It is not easy to summarise Greek warfare in a single work. Matthew Sears’ Understanding Greek Warfare pulls it off by not rattling any cages.
Were ancient figures all that they were cracked up to be? A brief look at the historiography of Epaminondas should make us wary of accepting everything we read in our sources.
Classics in Extremis (2019), edited by Edmund Richardson, looks to the “margins” to better understand classical receptions.
Marcus Tullius Cicero was a famous politician and lawyer, whose life was cut short when he was killed at the order of Mark Antony.
On a black-figure amphora by Exekias, the Greek heroes Achilles and Ajax are shown playing a game to while away the hours at Troy.
Any book that attempts to understand Early Rome is fraught with difficulty; some sink while others float. Thomas Dynneson’s work may be found somewhere in between.
The learned people of Renaissance Europe looked to the Classics for inspiration. They cited ancient authors in day-to-day correspondence and in their own treatises.
Few buildings have as deep and as interesting a history as the Cathedral of Syracuse, built on the site of an ancient temple of Athena.
Responsibility for solving food crises often falls to a community’s leaders. Early Rome was no different, and in the first centuries of the Republic suffered from, and solved, the problem of food scarcity.

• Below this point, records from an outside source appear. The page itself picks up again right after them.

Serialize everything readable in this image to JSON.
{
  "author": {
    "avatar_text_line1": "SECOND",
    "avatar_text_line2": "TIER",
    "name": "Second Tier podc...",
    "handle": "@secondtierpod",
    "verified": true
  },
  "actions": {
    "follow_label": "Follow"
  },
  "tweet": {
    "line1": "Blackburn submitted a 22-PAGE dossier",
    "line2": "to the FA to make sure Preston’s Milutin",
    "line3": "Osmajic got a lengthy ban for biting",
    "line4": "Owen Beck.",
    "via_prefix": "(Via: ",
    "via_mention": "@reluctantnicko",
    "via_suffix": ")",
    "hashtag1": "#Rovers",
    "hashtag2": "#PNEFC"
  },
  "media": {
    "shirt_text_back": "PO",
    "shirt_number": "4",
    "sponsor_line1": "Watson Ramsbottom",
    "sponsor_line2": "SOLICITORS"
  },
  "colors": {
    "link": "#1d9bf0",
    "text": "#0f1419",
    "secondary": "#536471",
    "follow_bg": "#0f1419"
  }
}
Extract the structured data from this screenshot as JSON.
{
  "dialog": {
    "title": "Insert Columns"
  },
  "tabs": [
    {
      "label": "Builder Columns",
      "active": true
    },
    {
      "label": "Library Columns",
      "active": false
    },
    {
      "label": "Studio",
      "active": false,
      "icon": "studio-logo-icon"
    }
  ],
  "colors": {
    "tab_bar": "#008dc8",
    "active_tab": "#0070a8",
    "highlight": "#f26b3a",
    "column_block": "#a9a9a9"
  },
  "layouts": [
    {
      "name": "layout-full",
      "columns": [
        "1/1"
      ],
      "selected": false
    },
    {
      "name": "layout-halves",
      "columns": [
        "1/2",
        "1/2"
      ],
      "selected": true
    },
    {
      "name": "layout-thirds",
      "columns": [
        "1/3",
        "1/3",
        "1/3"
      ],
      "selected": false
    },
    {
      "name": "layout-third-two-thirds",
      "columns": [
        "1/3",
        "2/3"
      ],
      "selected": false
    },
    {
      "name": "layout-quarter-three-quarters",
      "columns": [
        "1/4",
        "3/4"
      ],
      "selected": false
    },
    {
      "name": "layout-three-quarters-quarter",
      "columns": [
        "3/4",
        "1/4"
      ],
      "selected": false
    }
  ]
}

A beautiful mosaic from the Roman city of Pompeii depicts a group of musicians playing in the street.